o Scat. 5 Geo. II. c. 30.
(24) If they do not pay fifteen shillings in the pound under the second commiflion, the fecond certificate is no bar to an action or execution against their future effects. 5 T. R. 287.
P p 2
4. How fuch proceedings affect or transfer the effate and property of the bankrupt. The method whereby a real estate, ni lands, tenements, and hereditaments, may be transferred by bankruptcy, was shewn under it's proper head in a former chapters. At present therefore we are only to consider the transfer of things perfonal by this operation of law.
By virtue of the statutes before-mentioned d all the personal estate and effects of the bankrupt are considered as vested, by the act of bankruptcy, in the future assignees of his commis. sioners, whether they be goods in actual poffeffion, or debts, contracts, and other choses in action ; and the commissioners by their warrant may cause any house or tenement of the bankrupt to be broken open, in order to enter upon and feile the same. And when the assignees are chosen or approved by the creditors, the commissioners are to aflign every thing over to them; and the property of every part of the estate is thereby as fully vested in them, as it was in the bankrupt himself, and they have the same remedies to recover it (25).
THE property vested in the assignees is the whole that the bankrupt had in himself, at the time he committed the first act of bankruptcy, or that has been vested in him since, before his debts are satisfied or agreed for.

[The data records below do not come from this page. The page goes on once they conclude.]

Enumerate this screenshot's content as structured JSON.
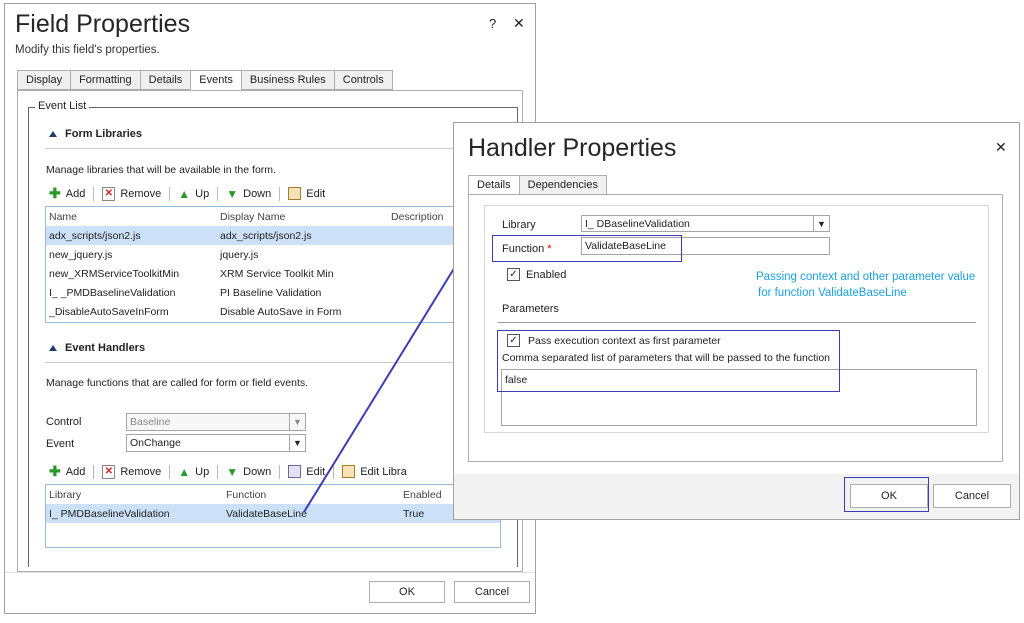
{
  "field_properties": {
    "title": "Field Properties",
    "subtitle": "Modify this field's properties.",
    "help_label": "?",
    "close_label": "✕",
    "tabs": [
      "Display",
      "Formatting",
      "Details",
      "Events",
      "Business Rules",
      "Controls"
    ],
    "event_list_legend": "Event List",
    "form_libraries": {
      "heading": "Form Libraries",
      "description": "Manage libraries that will be available in the form.",
      "toolbar": {
        "add": "Add",
        "remove": "Remove",
        "up": "Up",
        "down": "Down",
        "edit": "Edit"
      },
      "columns": [
        "Name",
        "Display Name",
        "Description"
      ],
      "rows": [
        {
          "name": "adx_scripts/json2.js",
          "display": "adx_scripts/json2.js"
        },
        {
          "name": "new_jquery.js",
          "display": "jquery.js"
        },
        {
          "name": "new_XRMServiceToolkitMin",
          "display": "XRM Service Toolkit Min"
        },
        {
          "name": "I_ _PMDBaselineValidation",
          "display": "PI Baseline Validation"
        },
        {
          "name": "_DisableAutoSaveInForm",
          "display": "Disable AutoSave in Form"
        }
      ]
    },
    "event_handlers": {
      "heading": "Event Handlers",
      "description": "Manage functions that are called for form or field events.",
      "control_label": "Control",
      "control_value": "Baseline",
      "event_label": "Event",
      "event_value": "OnChange",
      "toolbar": {
        "add": "Add",
        "remove": "Remove",
        "up": "Up",
        "down": "Down",
        "edit": "Edit",
        "edit_library": "Edit Libra"
      },
      "columns": [
        "Library",
        "Function",
        "Enabled"
      ],
      "rows": [
        {
          "library": "I_ PMDBaselineValidation",
          "function": "ValidateBaseLine",
          "enabled": "True"
        }
      ]
    },
    "ok_label": "OK",
    "cancel_label": "Cancel"
  },
  "handler_properties": {
    "title": "Handler Properties",
    "close_label": "✕",
    "tabs": [
      "Details",
      "Dependencies"
    ],
    "library_label": "Library",
    "library_value": "I_ DBaselineValidation",
    "function_label": "Function",
    "required_mark": "*",
    "function_value": "ValidateBaseLine",
    "enabled_label": "Enabled",
    "parameters_label": "Parameters",
    "pass_context_label": "Pass execution context as first parameter",
    "comma_list_label": "Comma separated list of parameters that will be passed to the function",
    "parameters_value": "false",
    "ok_label": "OK",
    "cancel_label": "Cancel"
  },
  "annotation": {
    "line1": "Passing context and other parameter value",
    "line2": "for function ValidateBaseLine"
  },
  "colors": {
    "highlight_box": "#3c3cb4",
    "annotation_text": "#1ba1e2",
    "selected_row": "#cce0f7",
    "tri_blue": "#1e3d6b"
  }
}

Therefore it is usually faid, that once a bankrupt, and always a bankrupt : by which is meant, that a plain direct act of bankruptcy once
e 12 Mod. 324.
< pag. 285.
(25) And it has been decided after much serious argument, that the assignment of the commissioners conveys the bankrupt's personal property and interests, which are out of the kingdom at the time of bankruptcy and assignment. 47. R. 182.
And by the assignment the property is so completely vested is the assignees, that the bankrupt is not entitled to receive from his estate even the necessary subsistence of himself and family, but by the favour and indulgence of the assignces and creditors. 1 T. R.157.
committed cannot be purged, or explained away, by any sub-
* Salk. 110.
Di Atk. 262.
(26) The court of king's bench have gone so far in holding that .a clear unequivocal act of bankruptcy cannot be wiped away by any subsequent conduct, as to decide, that if a merchant is denied in a morning, when a holder of a bill comes for payment, it is an irrevocable act of bankruptcy, even though he should pay the bill in the course of that day, before it could be protested, or he could be sued upon it. 2 T. R. 59. This is a severe case; and it has rather the appearance of a petitio principii to pronounce it an unequivocal act of bankruptcy. A denial is not of itself an act of bankruptcy, but only evidence of one; viz. a beginning to keep house with intext to defraud and hinder creditors; and where a debtor prevents his creditor from being hindered for a moment after he has a right to demand payment, ought we not in candous and justice to presume that he never had that intent ? Indeed, in such a case it is not improbable that the denial was merely for the pur. pose of procuring the means of discharging the debt.
(27) The king not being expressly named in the bankrupt statutes, is held not to be bound by them, 2 Str. 982; and therefore